Amazon is pulling the plug on its e-commerce marketplace for third-party sellers in China. The decision follows a long struggle by American e-commerce companies in the country, who have fallen behind China's faster shopping rivals.
According to a statement from Amazon, it will no longer operate its third-party online marketplace or provide seller services on Amazon.cn from July 18th. As such, domestic companies will no longer be able to sell products to Chinese consumers on the platform. However, the company did say it remains "committed to China" through its Amazon International Shopping platform, Amazon Global program, Kindle business and web services.
Further, The Wall Street Journal reports that Amazon is in merger talks with Chinese competitor, NetEase Inc's Kaola. A potential deal could see a stock-for-stock transaction, although neither company would comment on the status of those talks.
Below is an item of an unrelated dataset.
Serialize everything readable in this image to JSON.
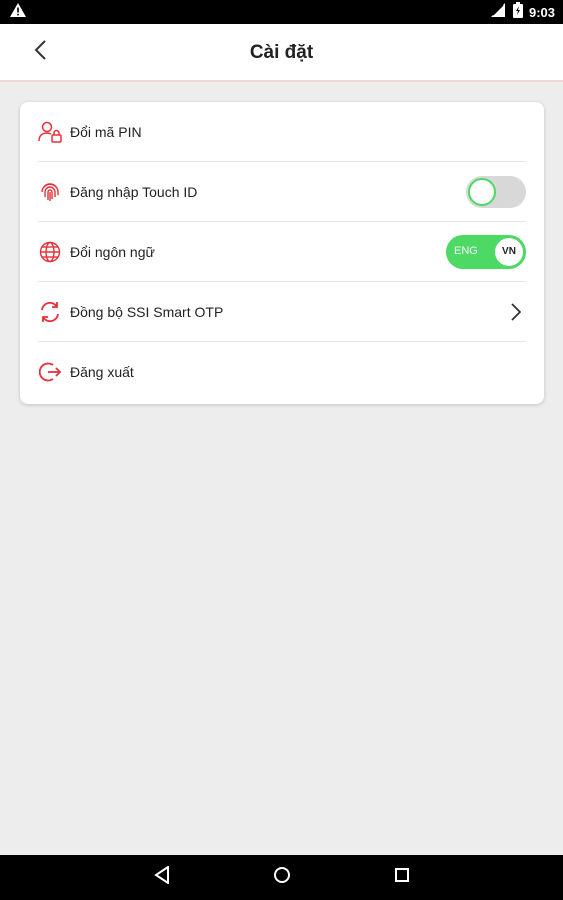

Amazon arrived in China in 2004 with the purchase of Joyo.com, where it was initially the largest vendor of books, music and video. But over time the platform came to be used predominantly for imported international goods, and despite its booming presence elsewhere, Amazon is now a very small player in China's e-commerce market. In quarter four 2018, the company accounted for just six percent of gross merchandise volume in the cross-border e-commerce market, while NetEase Kaola and Alibaba commanded 25 percent and 32 percent respectively.
While it would be feasible for Amazon to continue its operations there, getting ahead would mean spending big to unseat its competitors, or dropping prices even further -- evidently its executives have made the decision to quite while its ahead.